So there we sat at a stoplight in Edmond, OK, me sobbing while also in charge of operating a vehicle. We sat at the traffic signal for a few extra moments, despite the light turning green. I let myself feel the moment. The sobs were heavy. The kind of sobs that come from deep within the furthest reaches of your gut. And while they were heavy and deep, they were also filled with light and confirmation.
Passport to Port
A couple of weeks passed before I had my very first passport in my possession. It was a handful of days before we were set to board a flight to NYC to embark on my first ever cruise to the beautiful island of Bermuda.
In case you are wondering, yes. I was terrified (and weirdly hopeful in that historic legacy sort of way) that we’d be lost forever in The Bermuda Triangle and the last thing anyone would remember was the video of an open ocean sunset I posted on Instagram before I went out.
Spoiler Alert: we did not get lost forever in The Bermuda Triangle.
With my very first passport in hand, I headed to the airport and then proceeded to be delayed by what felt like a million hours. It was only four hours, but it felt like a million with such a life milestone as my first ever international travel and my first ever cruise waiting for me on the other side of that terminal gate in Dallas.
We finally landed and managed to sneak in a solid three hours of sleep before brushing our teeth in the classically New York, postage-stamp-sized room at the fabulous Hudson New York hotel and making our way to the port for embarkation onto the Carnival Horizon.
Everything was AWE-some
From the stateroom to the food to the company to the space and ability to take a breath and truly reflect on myself, this trip was unmistakably one of the best I’ve been on in my entire life. Why people do not exclusively cruise to get their travel is beyond me? The magic of it all far exceeds the amenities (and those amenities are superb all on their own btw).
The days at sea were filled with freedom and relaxation. Cruise naps are a thing and they are glorious. Amy and I must have taken one (or two…ahem) every single day. Imagine being swayed to sleep, all swaddled up in a cozy comforter, with nothing but an endless horizon out your bedside window. I may go so far as to claim its some of the best sleep I’ve had in my adult life.

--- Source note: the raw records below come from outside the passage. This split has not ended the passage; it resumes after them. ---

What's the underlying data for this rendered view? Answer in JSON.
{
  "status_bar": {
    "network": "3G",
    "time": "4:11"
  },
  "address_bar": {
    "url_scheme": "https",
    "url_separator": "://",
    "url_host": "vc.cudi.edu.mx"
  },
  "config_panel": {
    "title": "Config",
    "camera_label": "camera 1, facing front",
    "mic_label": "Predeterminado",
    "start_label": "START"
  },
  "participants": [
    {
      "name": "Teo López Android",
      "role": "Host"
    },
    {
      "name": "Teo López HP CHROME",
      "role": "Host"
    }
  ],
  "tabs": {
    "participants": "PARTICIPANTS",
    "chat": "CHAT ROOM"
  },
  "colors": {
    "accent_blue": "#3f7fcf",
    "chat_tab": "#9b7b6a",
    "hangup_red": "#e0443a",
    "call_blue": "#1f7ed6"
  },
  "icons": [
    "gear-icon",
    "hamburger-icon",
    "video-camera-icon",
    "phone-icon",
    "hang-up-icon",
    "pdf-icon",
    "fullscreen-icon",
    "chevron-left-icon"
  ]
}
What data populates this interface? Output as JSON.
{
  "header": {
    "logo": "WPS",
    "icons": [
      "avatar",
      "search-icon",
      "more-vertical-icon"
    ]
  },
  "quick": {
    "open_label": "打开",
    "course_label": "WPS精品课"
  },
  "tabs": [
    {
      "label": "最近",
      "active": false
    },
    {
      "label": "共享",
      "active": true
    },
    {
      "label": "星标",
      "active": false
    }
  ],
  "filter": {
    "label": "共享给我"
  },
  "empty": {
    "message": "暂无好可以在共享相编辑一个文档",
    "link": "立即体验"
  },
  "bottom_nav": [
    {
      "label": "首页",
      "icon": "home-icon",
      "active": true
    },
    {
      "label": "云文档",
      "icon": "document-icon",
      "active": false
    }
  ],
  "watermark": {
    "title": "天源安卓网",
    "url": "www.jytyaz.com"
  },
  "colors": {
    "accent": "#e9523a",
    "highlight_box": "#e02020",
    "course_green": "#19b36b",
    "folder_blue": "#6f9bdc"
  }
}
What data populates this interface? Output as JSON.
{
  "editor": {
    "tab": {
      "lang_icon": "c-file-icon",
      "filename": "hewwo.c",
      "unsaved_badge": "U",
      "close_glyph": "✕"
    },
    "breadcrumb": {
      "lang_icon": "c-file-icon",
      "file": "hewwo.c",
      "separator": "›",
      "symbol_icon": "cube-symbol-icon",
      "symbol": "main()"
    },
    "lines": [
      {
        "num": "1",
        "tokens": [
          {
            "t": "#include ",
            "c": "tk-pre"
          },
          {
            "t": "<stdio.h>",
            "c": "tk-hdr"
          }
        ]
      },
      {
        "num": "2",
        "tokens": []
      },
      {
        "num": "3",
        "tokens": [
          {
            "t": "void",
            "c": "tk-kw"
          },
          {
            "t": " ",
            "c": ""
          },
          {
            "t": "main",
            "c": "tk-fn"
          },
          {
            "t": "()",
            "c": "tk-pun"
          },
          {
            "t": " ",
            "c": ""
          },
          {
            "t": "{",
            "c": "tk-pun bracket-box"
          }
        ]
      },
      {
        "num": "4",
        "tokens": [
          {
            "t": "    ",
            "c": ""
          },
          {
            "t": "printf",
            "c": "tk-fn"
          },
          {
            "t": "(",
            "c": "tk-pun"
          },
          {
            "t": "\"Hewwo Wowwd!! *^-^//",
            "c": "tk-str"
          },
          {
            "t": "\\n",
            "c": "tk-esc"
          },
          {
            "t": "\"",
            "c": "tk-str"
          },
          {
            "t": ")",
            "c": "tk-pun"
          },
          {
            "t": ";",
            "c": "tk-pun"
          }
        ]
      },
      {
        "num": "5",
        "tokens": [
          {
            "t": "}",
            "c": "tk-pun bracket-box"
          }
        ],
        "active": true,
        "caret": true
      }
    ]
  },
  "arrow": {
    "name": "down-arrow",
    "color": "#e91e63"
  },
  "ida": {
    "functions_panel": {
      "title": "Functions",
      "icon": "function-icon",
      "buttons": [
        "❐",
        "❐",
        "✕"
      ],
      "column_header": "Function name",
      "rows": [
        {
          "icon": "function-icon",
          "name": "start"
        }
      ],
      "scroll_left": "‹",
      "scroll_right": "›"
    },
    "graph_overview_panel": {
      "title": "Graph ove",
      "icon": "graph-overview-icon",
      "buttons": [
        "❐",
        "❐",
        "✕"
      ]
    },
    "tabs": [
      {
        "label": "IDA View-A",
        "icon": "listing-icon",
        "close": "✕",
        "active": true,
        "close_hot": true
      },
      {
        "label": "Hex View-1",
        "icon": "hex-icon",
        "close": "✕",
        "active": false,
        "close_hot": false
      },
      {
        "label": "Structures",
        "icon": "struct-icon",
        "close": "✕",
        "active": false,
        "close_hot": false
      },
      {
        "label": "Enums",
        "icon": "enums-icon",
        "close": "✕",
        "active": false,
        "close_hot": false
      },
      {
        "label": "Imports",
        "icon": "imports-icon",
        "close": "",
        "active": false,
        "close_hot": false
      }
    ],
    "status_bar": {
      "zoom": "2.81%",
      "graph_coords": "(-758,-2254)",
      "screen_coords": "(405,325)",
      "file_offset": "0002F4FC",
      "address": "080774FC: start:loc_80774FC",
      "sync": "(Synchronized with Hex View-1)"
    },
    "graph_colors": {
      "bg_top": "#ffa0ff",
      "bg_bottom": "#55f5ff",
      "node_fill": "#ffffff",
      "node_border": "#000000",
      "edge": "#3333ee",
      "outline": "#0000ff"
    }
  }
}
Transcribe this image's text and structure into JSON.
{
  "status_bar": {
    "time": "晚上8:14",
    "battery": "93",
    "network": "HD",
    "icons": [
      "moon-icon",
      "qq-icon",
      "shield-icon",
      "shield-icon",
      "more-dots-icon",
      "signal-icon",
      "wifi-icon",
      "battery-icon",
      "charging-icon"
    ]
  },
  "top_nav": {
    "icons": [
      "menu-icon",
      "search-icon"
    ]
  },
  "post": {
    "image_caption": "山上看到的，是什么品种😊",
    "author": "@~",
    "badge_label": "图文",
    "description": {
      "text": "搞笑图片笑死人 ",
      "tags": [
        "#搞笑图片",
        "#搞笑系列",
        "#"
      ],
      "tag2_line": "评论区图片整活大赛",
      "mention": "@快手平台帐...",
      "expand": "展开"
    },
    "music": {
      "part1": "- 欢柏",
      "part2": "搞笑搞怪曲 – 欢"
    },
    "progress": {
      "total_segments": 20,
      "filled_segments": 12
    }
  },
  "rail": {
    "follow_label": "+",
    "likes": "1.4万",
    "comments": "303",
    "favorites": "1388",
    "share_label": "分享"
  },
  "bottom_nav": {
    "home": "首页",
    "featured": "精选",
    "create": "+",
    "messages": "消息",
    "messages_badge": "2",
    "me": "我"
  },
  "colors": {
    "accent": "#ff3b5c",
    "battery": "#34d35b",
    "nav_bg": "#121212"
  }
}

Cruise ships are basically cradles for grown-ups. -me
Underground and Overjoyed
I will say this about being towed into the port of Bermuda: HGNGHHHHGHGHSHHHGSHIOEP;OGKN!!
I could try to describe this sight in a profound and deeply poetic way, but there’s truly no way to put into words the intensity of the blues, the crispness of the beaches and the richness of the island’s culture.
What I will put into words is the excursion that Amy and I decided on for our day in Bermuda: cave exploring. Yeah. I know. I’ve heard it from a bunch of people that I traveled how far across the Atlantic Ocean, to an infamously pink-sanded beach island to go…underground?
In the words of Jughead Jones, “I’m weird. I’m a weirdo.”
Let me tell you this though. If you are not the adventurous type who wants to head out onto the water in a wild catamaran or go scuba diving, but instead take in the local culture and history, might I recommend the cave exploration excursion in Bermuda? I might. In fact, I very much do recommend it.
I mean…look at this cave.
And then look almost 200 feet above this cave is a view from a lighthouse window…
And then from high atop the island of Bermuda…
And a view up into the life-giving sky above…
But first…let us take a selfie
Now for that incredible, 180-ish steps to the top view into the big bad sky…
Sailing, It Takes Me Away
In conclusion, I am sold. Convinced. Obsessed with cruising. I’ve given myself the permission to live unapologetically with care, compassion, love and good vibes that permeate from deep within as opposed to being filled by those things that decide to ricochet off my person when it works for the ricocheting. At sea, I feel most capable of consciously rejecting or absorbing the energies that are brought my way. Whether that’s a thought, a person, a life decision, or a career pivot, I am swept away in the rough and smooth current of the ocean.
It is infinitely unapologetic and I think we could all take a few cues from it ourselves.